* Exercise
Copy the data that follows exactly as it is, excluding all pictures.

* Data extracts
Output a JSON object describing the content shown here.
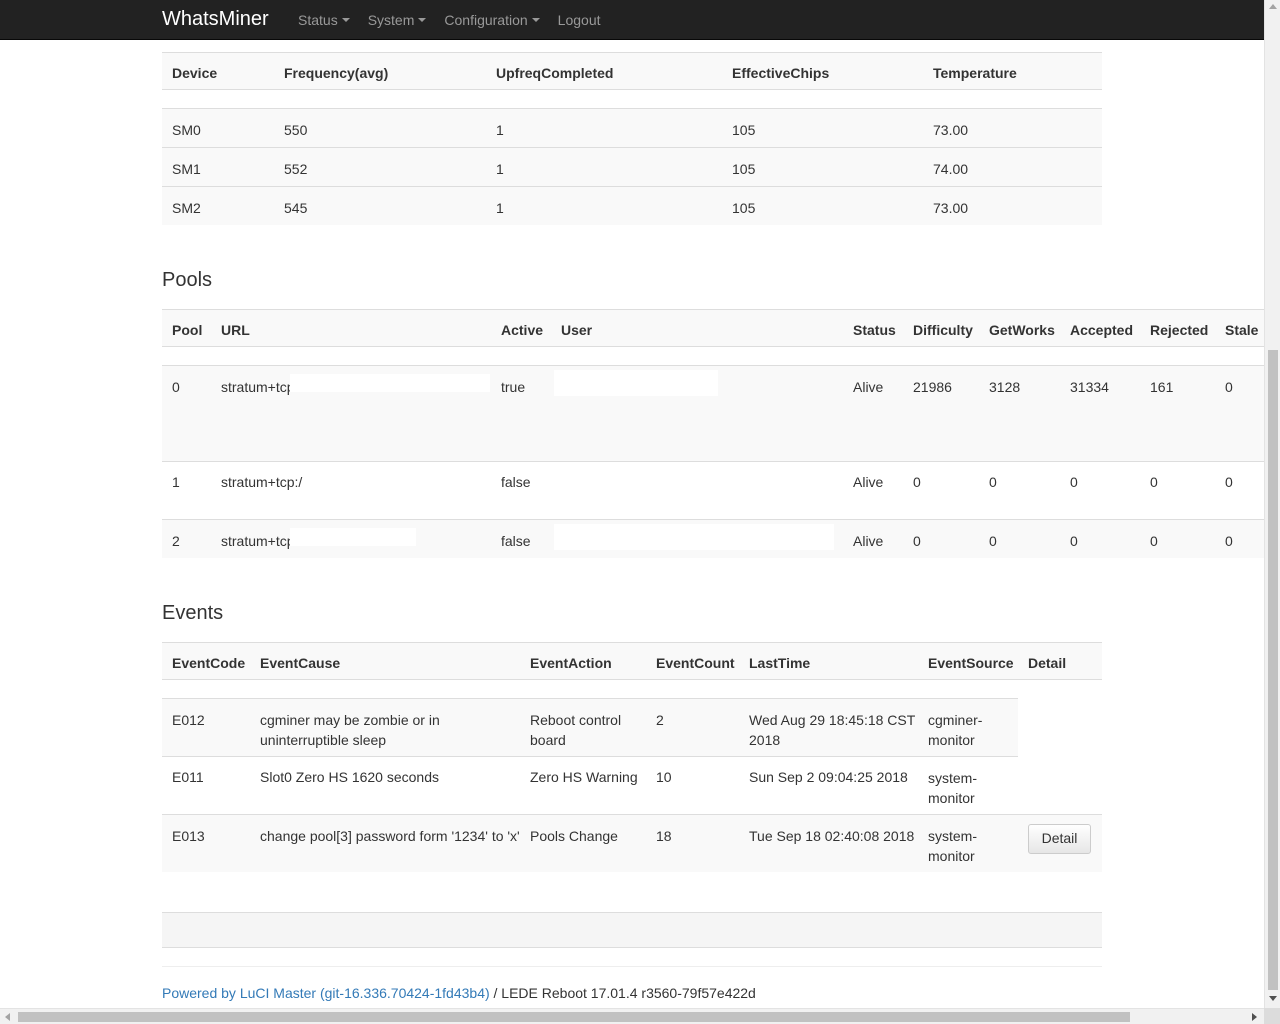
{
  "nav": {
    "brand": "WhatsMiner",
    "items": [
      "Status",
      "System",
      "Configuration",
      "Logout"
    ]
  },
  "devices": {
    "headers": [
      "Device",
      "Frequency(avg)",
      "UpfreqCompleted",
      "EffectiveChips",
      "Temperature"
    ],
    "rows": [
      [
        "SM0",
        "550",
        "1",
        "105",
        "73.00"
      ],
      [
        "SM1",
        "552",
        "1",
        "105",
        "74.00"
      ],
      [
        "SM2",
        "545",
        "1",
        "105",
        "73.00"
      ]
    ]
  },
  "pools": {
    "title": "Pools",
    "headers": [
      "Pool",
      "URL",
      "Active",
      "User",
      "Status",
      "Difficulty",
      "GetWorks",
      "Accepted",
      "Rejected",
      "Stale"
    ],
    "rows": [
      [
        "0",
        "stratum+tcp://",
        "true",
        "",
        "Alive",
        "21986",
        "3128",
        "31334",
        "161",
        "0"
      ],
      [
        "1",
        "stratum+tcp:/",
        "false",
        "",
        "Alive",
        "0",
        "0",
        "0",
        "0",
        "0"
      ],
      [
        "2",
        "stratum+tcp://",
        "false",
        "",
        "Alive",
        "0",
        "0",
        "0",
        "0",
        "0"
      ]
    ]
  },
  "events": {
    "title": "Events",
    "headers": [
      "EventCode",
      "EventCause",
      "EventAction",
      "EventCount",
      "LastTime",
      "EventSource",
      "Detail"
    ],
    "rows": [
      [
        "E012",
        "cgminer may be zombie or in uninterruptible sleep",
        "Reboot control board",
        "2",
        "Wed Aug 29 18:45:18 CST 2018",
        "cgminer-monitor"
      ],
      [
        "E011",
        "Slot0 Zero HS 1620 seconds",
        "Zero HS Warning",
        "10",
        "Sun Sep 2 09:04:25 2018",
        "system-monitor"
      ],
      [
        "E013",
        "change pool[3] password form '1234' to 'x'",
        "Pools Change",
        "18",
        "Tue Sep 18 02:40:08 2018",
        "system-monitor"
      ]
    ],
    "detail_button": "Detail"
  },
  "footer": {
    "link": "Powered by LuCI Master (git-16.336.70424-1fd43b4)",
    "rest": " / LEDE Reboot 17.01.4 r3560-79f57e422d"
  }
}
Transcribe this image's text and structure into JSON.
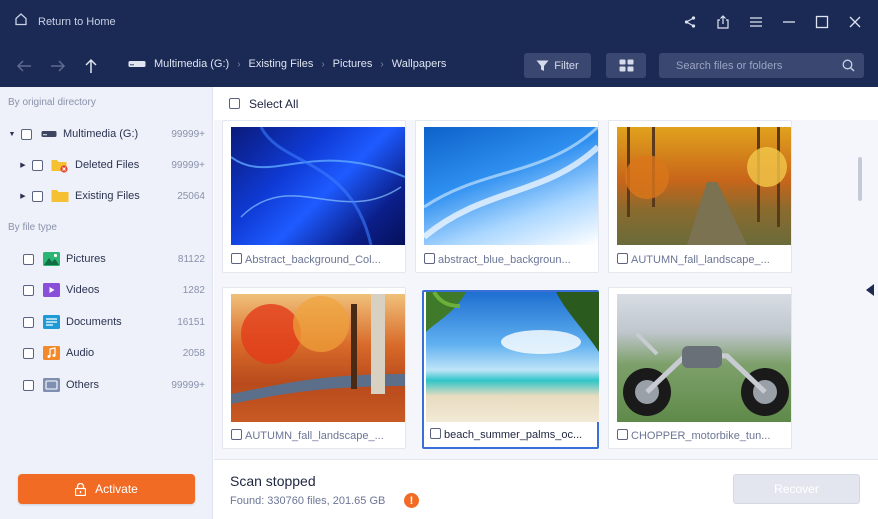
{
  "titlebar": {
    "home_label": "Return to Home"
  },
  "toolbar": {
    "breadcrumb": [
      "Multimedia (G:)",
      "Existing Files",
      "Pictures",
      "Wallpapers"
    ],
    "filter_label": "Filter",
    "search_placeholder": "Search files or folders"
  },
  "sidebar": {
    "by_directory_heading": "By original directory",
    "tree": [
      {
        "label": "Multimedia (G:)",
        "count": "99999+"
      },
      {
        "label": "Deleted Files",
        "count": "99999+"
      },
      {
        "label": "Existing Files",
        "count": "25064"
      }
    ],
    "by_type_heading": "By file type",
    "types": [
      {
        "label": "Pictures",
        "count": "81122"
      },
      {
        "label": "Videos",
        "count": "1282"
      },
      {
        "label": "Documents",
        "count": "16151"
      },
      {
        "label": "Audio",
        "count": "2058"
      },
      {
        "label": "Others",
        "count": "99999+"
      }
    ],
    "activate_label": "Activate"
  },
  "main": {
    "select_all_label": "Select All",
    "files": [
      {
        "name": "Abstract_background_Col..."
      },
      {
        "name": "abstract_blue_backgroun..."
      },
      {
        "name": "AUTUMN_fall_landscape_..."
      },
      {
        "name": "AUTUMN_fall_landscape_..."
      },
      {
        "name": "beach_summer_palms_oc..."
      },
      {
        "name": "CHOPPER_motorbike_tun..."
      }
    ]
  },
  "status": {
    "title": "Scan stopped",
    "found": "Found: 330760 files, 201.65 GB",
    "warning_symbol": "!",
    "recover_label": "Recover"
  },
  "colors": {
    "brand_dark": "#1b2a55",
    "accent_orange": "#f26b24",
    "selection_blue": "#3a6fd8"
  }
}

* Answer space
Output a JSON object describing the content shown here.
{
  "nav": {
    "brand": "WhatsMiner",
    "items": [
      "Status",
      "System",
      "Configuration",
      "Logout"
    ]
  },
  "devices": {
    "headers": [
      "Device",
      "Frequency(avg)",
      "UpfreqCompleted",
      "EffectiveChips",
      "Temperature"
    ],
    "rows": [
      [
        "SM0",
        "550",
        "1",
        "105",
        "73.00"
      ],
      [
        "SM1",
        "552",
        "1",
        "105",
        "74.00"
      ],
      [
        "SM2",
        "545",
        "1",
        "105",
        "73.00"
      ]
    ]
  },
  "pools": {
    "title": "Pools",
    "headers": [
      "Pool",
      "URL",
      "Active",
      "User",
      "Status",
      "Difficulty",
      "GetWorks",
      "Accepted",
      "Rejected",
      "Stale"
    ],
    "rows": [
      [
        "0",
        "stratum+tcp://",
        "true",
        "",
        "Alive",
        "21986",
        "3128",
        "31334",
        "161",
        "0"
      ],
      [
        "1",
        "stratum+tcp:/",
        "false",
        "",
        "Alive",
        "0",
        "0",
        "0",
        "0",
        "0"
      ],
      [
        "2",
        "stratum+tcp://",
        "false",
        "",
        "Alive",
        "0",
        "0",
        "0",
        "0",
        "0"
      ]
    ]
  },
  "events": {
    "title": "Events",
    "headers": [
      "EventCode",
      "EventCause",
      "EventAction",
      "EventCount",
      "LastTime",
      "EventSource",
      "Detail"
    ],
    "rows": [
      [
        "E012",
        "cgminer may be zombie or in uninterruptible sleep",
        "Reboot control board",
        "2",
        "Wed Aug 29 18:45:18 CST 2018",
        "cgminer-monitor"
      ],
      [
        "E011",
        "Slot0 Zero HS 1620 seconds",
        "Zero HS Warning",
        "10",
        "Sun Sep 2 09:04:25 2018",
        "system-monitor"
      ],
      [
        "E013",
        "change pool[3] password form '1234' to 'x'",
        "Pools Change",
        "18",
        "Tue Sep 18 02:40:08 2018",
        "system-monitor"
      ]
    ],
    "detail_button": "Detail"
  },
  "footer": {
    "link": "Powered by LuCI Master (git-16.336.70424-1fd43b4)",
    "rest": " / LEDE Reboot 17.01.4 r3560-79f57e422d"
  }
}
Transcribe this image's text and structure into JSON.
{
  "titlebar": {
    "home_label": "Return to Home"
  },
  "toolbar": {
    "breadcrumb": [
      "Multimedia (G:)",
      "Existing Files",
      "Pictures",
      "Wallpapers"
    ],
    "filter_label": "Filter",
    "search_placeholder": "Search files or folders"
  },
  "sidebar": {
    "by_directory_heading": "By original directory",
    "tree": [
      {
        "label": "Multimedia (G:)",
        "count": "99999+"
      },
      {
        "label": "Deleted Files",
        "count": "99999+"
      },
      {
        "label": "Existing Files",
        "count": "25064"
      }
    ],
    "by_type_heading": "By file type",
    "types": [
      {
        "label": "Pictures",
        "count": "81122"
      },
      {
        "label": "Videos",
        "count": "1282"
      },
      {
        "label": "Documents",
        "count": "16151"
      },
      {
        "label": "Audio",
        "count": "2058"
      },
      {
        "label": "Others",
        "count": "99999+"
      }
    ],
    "activate_label": "Activate"
  },
  "main": {
    "select_all_label": "Select All",
    "files": [
      {
        "name": "Abstract_background_Col..."
      },
      {
        "name": "abstract_blue_backgroun..."
      },
      {
        "name": "AUTUMN_fall_landscape_..."
      },
      {
        "name": "AUTUMN_fall_landscape_..."
      },
      {
        "name": "beach_summer_palms_oc..."
      },
      {
        "name": "CHOPPER_motorbike_tun..."
      }
    ]
  },
  "status": {
    "title": "Scan stopped",
    "found": "Found: 330760 files, 201.65 GB",
    "warning_symbol": "!",
    "recover_label": "Recover"
  },
  "colors": {
    "brand_dark": "#1b2a55",
    "accent_orange": "#f26b24",
    "selection_blue": "#3a6fd8"
  }
}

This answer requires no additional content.